The sportsbook industry is very competitive, and there are a lot of choices out there for consumers. It can be hard to know what sportsbooks are the best for your specific needs and preferences, so it’s important to do a little research before making a decision. One way to do this is by reading reviews and forums online. Another option is to ask friends and family who have used sportsbooks in the past.
When you are looking for a sportsbook to place a bet, make sure to find out the rules and regulations before you make your deposit. This will help you avoid any trouble with the site in the future. Also, make sure to check out the customer service section of the website to see how responsive they are.
It’s important to find a sportsbook that offers multiple payment methods. This is because some sites may only accept certain types of payments, while others might not. It is also helpful to have a sportsbook that allows you to deposit and withdraw money through your credit card. This will make it much easier for you to use the sportsbook.
Many online sportsbooks have a free trial or demo version for their customers. This is a great way to test out the platform before you commit to a subscription. This will help you determine if the sportsbook is right for your business.
A sportsbook that isn’t properly managing its risk can be in big trouble. A small error can have a huge impact on the bottom line. For example, a sportsbook might accidentally open a line for a game with too high of a number. If this happens, the sportsbook could be liable for millions of dollars in losses.
Sportsbooks have to be careful about the lines they put up for games because they need to earn a profit. In order to do this, they must be able to offset the money that they lose on bets that don’t win. This is why they have rules about laying bets and the amount of commission that they charge.

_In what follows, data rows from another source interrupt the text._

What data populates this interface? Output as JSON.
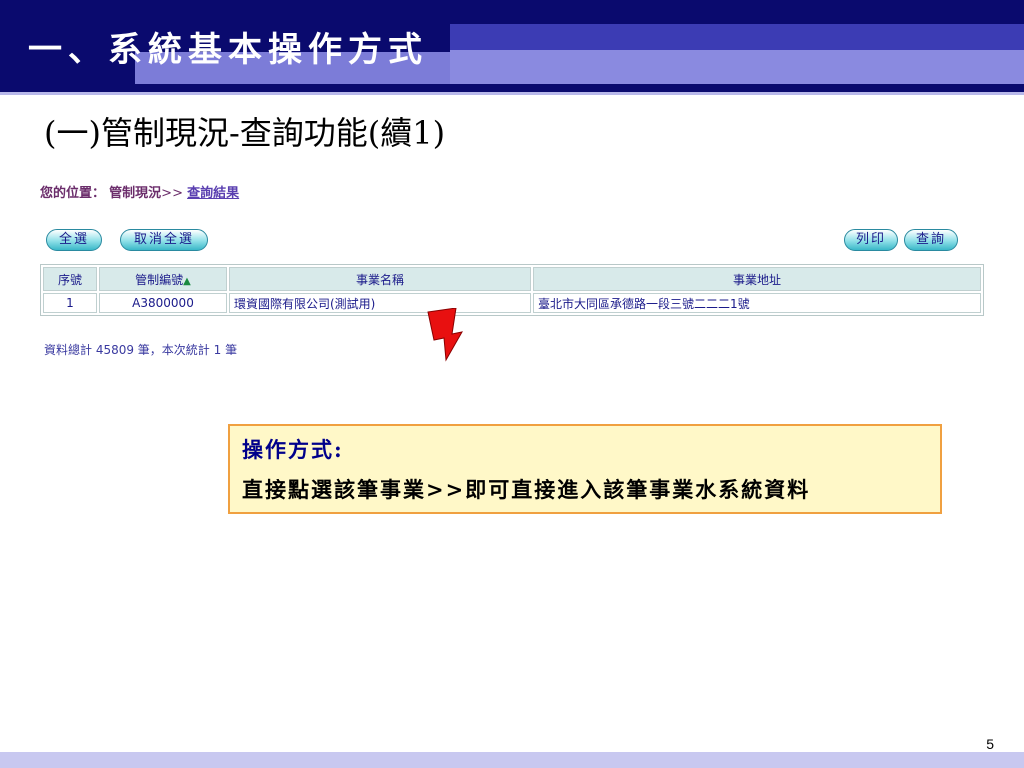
{
  "slide": {
    "title": "一、系統基本操作方式",
    "subtitle": "(一)管制現況-查詢功能(續1)",
    "page_number": "5"
  },
  "breadcrumb": {
    "prefix": "您的位置：",
    "section": "管制現況",
    "separator": ">>",
    "current": "查詢結果"
  },
  "buttons": {
    "select_all": "全選",
    "deselect_all": "取消全選",
    "print": "列印",
    "query": "查詢"
  },
  "table": {
    "headers": [
      "序號",
      "管制編號",
      "事業名稱",
      "事業地址"
    ],
    "sort_indicator": "▲",
    "rows": [
      [
        "1",
        "A3800000",
        "環資國際有限公司(測試用)",
        "臺北市大同區承德路一段三號二二二1號"
      ]
    ]
  },
  "summary": "資料總計 45809 筆，本次統計 1 筆",
  "note": {
    "heading": "操作方式:",
    "body": "直接點選該筆事業>>即可直接進入該筆事業水系統資料"
  },
  "colors": {
    "header_dark": "#0a0a6e",
    "header_stripe": "#7c7cd8",
    "arrow": "#e81010",
    "note_bg": "#fff8c8",
    "note_border": "#f0a040"
  }
}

The betting market for a NFL game begins to take shape almost two weeks before the kickoff. A few select sportsbooks release what are known as “look ahead” lines on Tuesday, which are based on the opinions of a handful of smart sportsbook managers. These early odds are typically a thousand bucks or two: large amounts for most punters, but less than what a professional gambler would risk on a single pro football game.